## Data shown
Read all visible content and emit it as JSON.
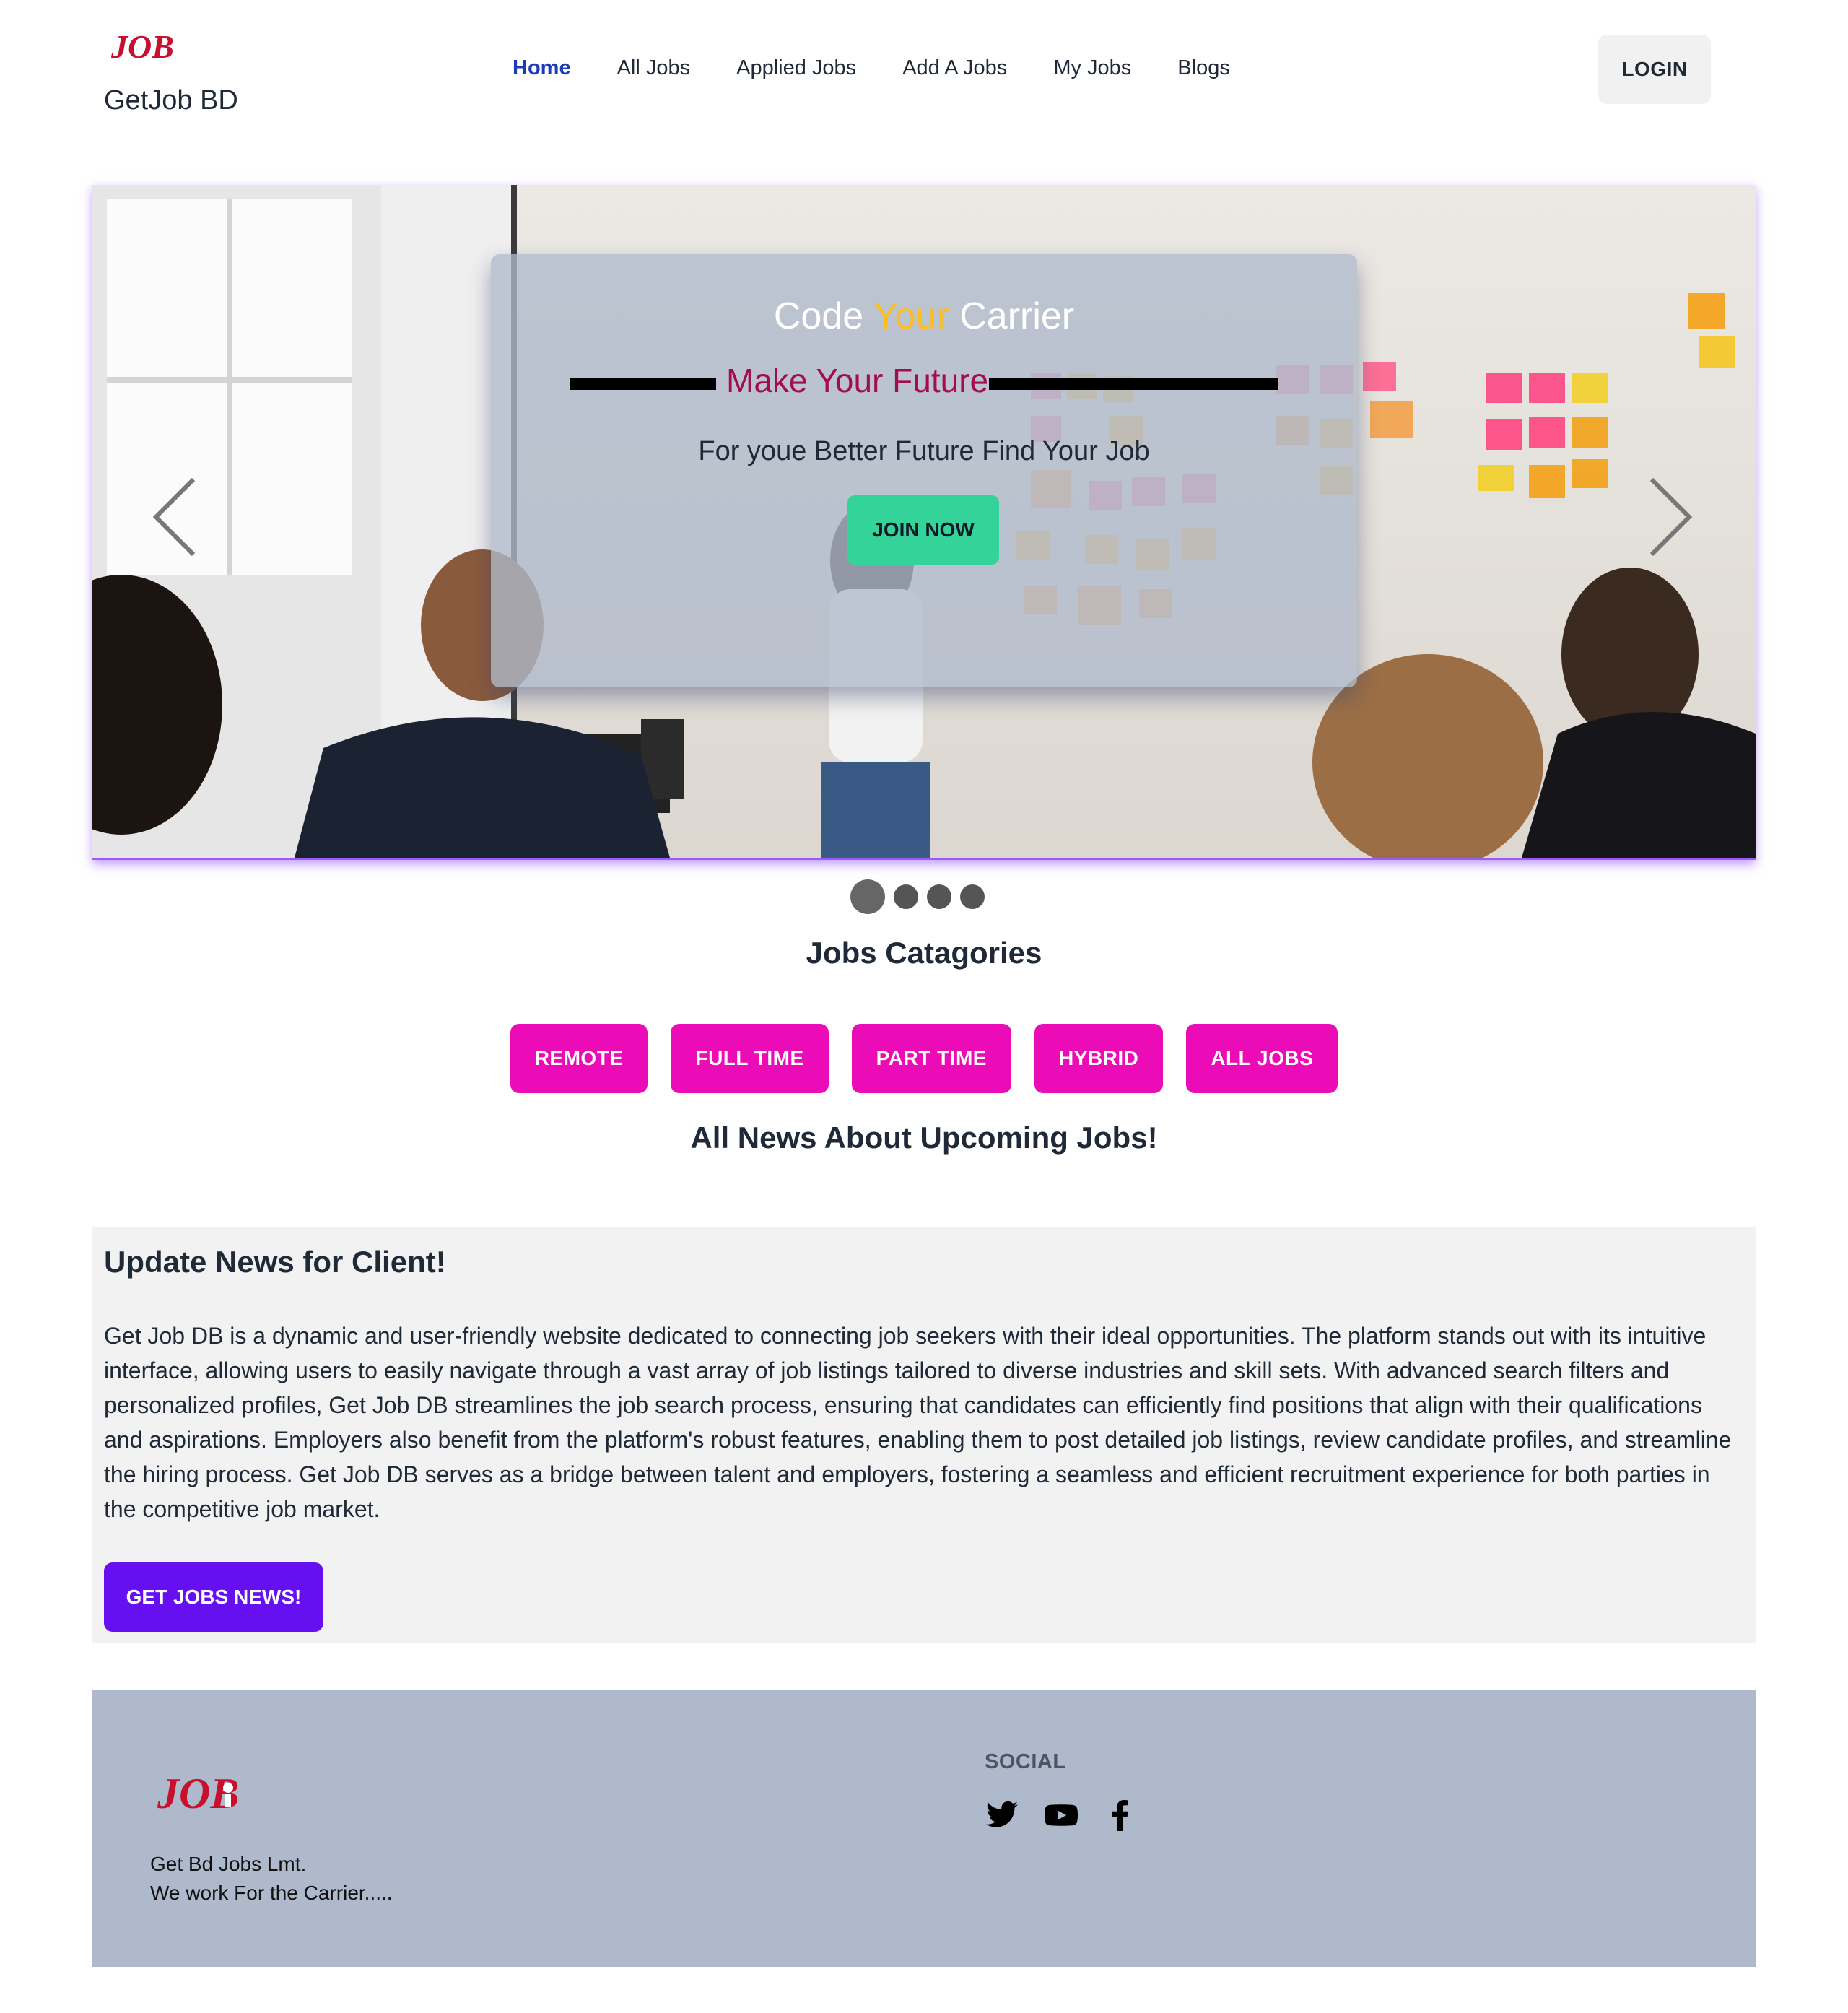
{
  "brand": {
    "logo_text": "JOB",
    "name": "GetJob BD"
  },
  "nav": {
    "items": [
      {
        "label": "Home",
        "active": true
      },
      {
        "label": "All Jobs"
      },
      {
        "label": "Applied Jobs"
      },
      {
        "label": "Add A Jobs"
      },
      {
        "label": "My Jobs"
      },
      {
        "label": "Blogs"
      }
    ],
    "login_label": "LOGIN"
  },
  "hero": {
    "title_part1": "Code ",
    "title_accent": "Your",
    "title_part2": " Carrier",
    "subtitle": "Make Your Future",
    "description": "For youe Better Future Find Your Job",
    "cta_label": "JOIN NOW",
    "slide_count": 4,
    "active_slide": 1
  },
  "categories": {
    "title": "Jobs Catagories",
    "items": [
      "REMOTE",
      "FULL TIME",
      "PART TIME",
      "HYBRID",
      "ALL JOBS"
    ]
  },
  "news_heading": "All News About Upcoming Jobs!",
  "news": {
    "title": "Update News for Client!",
    "body": "Get Job DB is a dynamic and user-friendly website dedicated to connecting job seekers with their ideal opportunities. The platform stands out with its intuitive interface, allowing users to easily navigate through a vast array of job listings tailored to diverse industries and skill sets. With advanced search filters and personalized profiles, Get Job DB streamlines the job search process, ensuring that candidates can efficiently find positions that align with their qualifications and aspirations. Employers also benefit from the platform's robust features, enabling them to post detailed job listings, review candidate profiles, and streamline the hiring process. Get Job DB serves as a bridge between talent and employers, fostering a seamless and efficient recruitment experience for both parties in the competitive job market.",
    "button_label": "GET JOBS NEWS!"
  },
  "footer": {
    "logo_text": "JOB",
    "company_line1": "Get Bd Jobs Lmt.",
    "company_line2": "We work For the Carrier.....",
    "social_title": "SOCIAL",
    "social_icons": [
      "twitter-icon",
      "youtube-icon",
      "facebook-icon"
    ]
  },
  "colors": {
    "nav_active": "#1d3bb8",
    "category_button": "#ec0cb7",
    "news_button": "#6610f2",
    "join_button": "#34d399",
    "footer_bg": "#aebacc",
    "hero_accent": "#fbbf24",
    "hero_subtitle": "#a30d4f",
    "logo_red": "#c8102e"
  }
}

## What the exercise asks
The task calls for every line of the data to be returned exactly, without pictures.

## Answer to the exercise
Read all visible content and emit it as JSON.
{
  "brand": {
    "logo_text": "JOB",
    "name": "GetJob BD"
  },
  "nav": {
    "items": [
      {
        "label": "Home",
        "active": true
      },
      {
        "label": "All Jobs"
      },
      {
        "label": "Applied Jobs"
      },
      {
        "label": "Add A Jobs"
      },
      {
        "label": "My Jobs"
      },
      {
        "label": "Blogs"
      }
    ],
    "login_label": "LOGIN"
  },
  "hero": {
    "title_part1": "Code ",
    "title_accent": "Your",
    "title_part2": " Carrier",
    "subtitle": "Make Your Future",
    "description": "For youe Better Future Find Your Job",
    "cta_label": "JOIN NOW",
    "slide_count": 4,
    "active_slide": 1
  },
  "categories": {
    "title": "Jobs Catagories",
    "items": [
      "REMOTE",
      "FULL TIME",
      "PART TIME",
      "HYBRID",
      "ALL JOBS"
    ]
  },
  "news_heading": "All News About Upcoming Jobs!",
  "news": {
    "title": "Update News for Client!",
    "body": "Get Job DB is a dynamic and user-friendly website dedicated to connecting job seekers with their ideal opportunities. The platform stands out with its intuitive interface, allowing users to easily navigate through a vast array of job listings tailored to diverse industries and skill sets. With advanced search filters and personalized profiles, Get Job DB streamlines the job search process, ensuring that candidates can efficiently find positions that align with their qualifications and aspirations. Employers also benefit from the platform's robust features, enabling them to post detailed job listings, review candidate profiles, and streamline the hiring process. Get Job DB serves as a bridge between talent and employers, fostering a seamless and efficient recruitment experience for both parties in the competitive job market.",
    "button_label": "GET JOBS NEWS!"
  },
  "footer": {
    "logo_text": "JOB",
    "company_line1": "Get Bd Jobs Lmt.",
    "company_line2": "We work For the Carrier.....",
    "social_title": "SOCIAL",
    "social_icons": [
      "twitter-icon",
      "youtube-icon",
      "facebook-icon"
    ]
  },
  "colors": {
    "nav_active": "#1d3bb8",
    "category_button": "#ec0cb7",
    "news_button": "#6610f2",
    "join_button": "#34d399",
    "footer_bg": "#aebacc",
    "hero_accent": "#fbbf24",
    "hero_subtitle": "#a30d4f",
    "logo_red": "#c8102e"
  }
}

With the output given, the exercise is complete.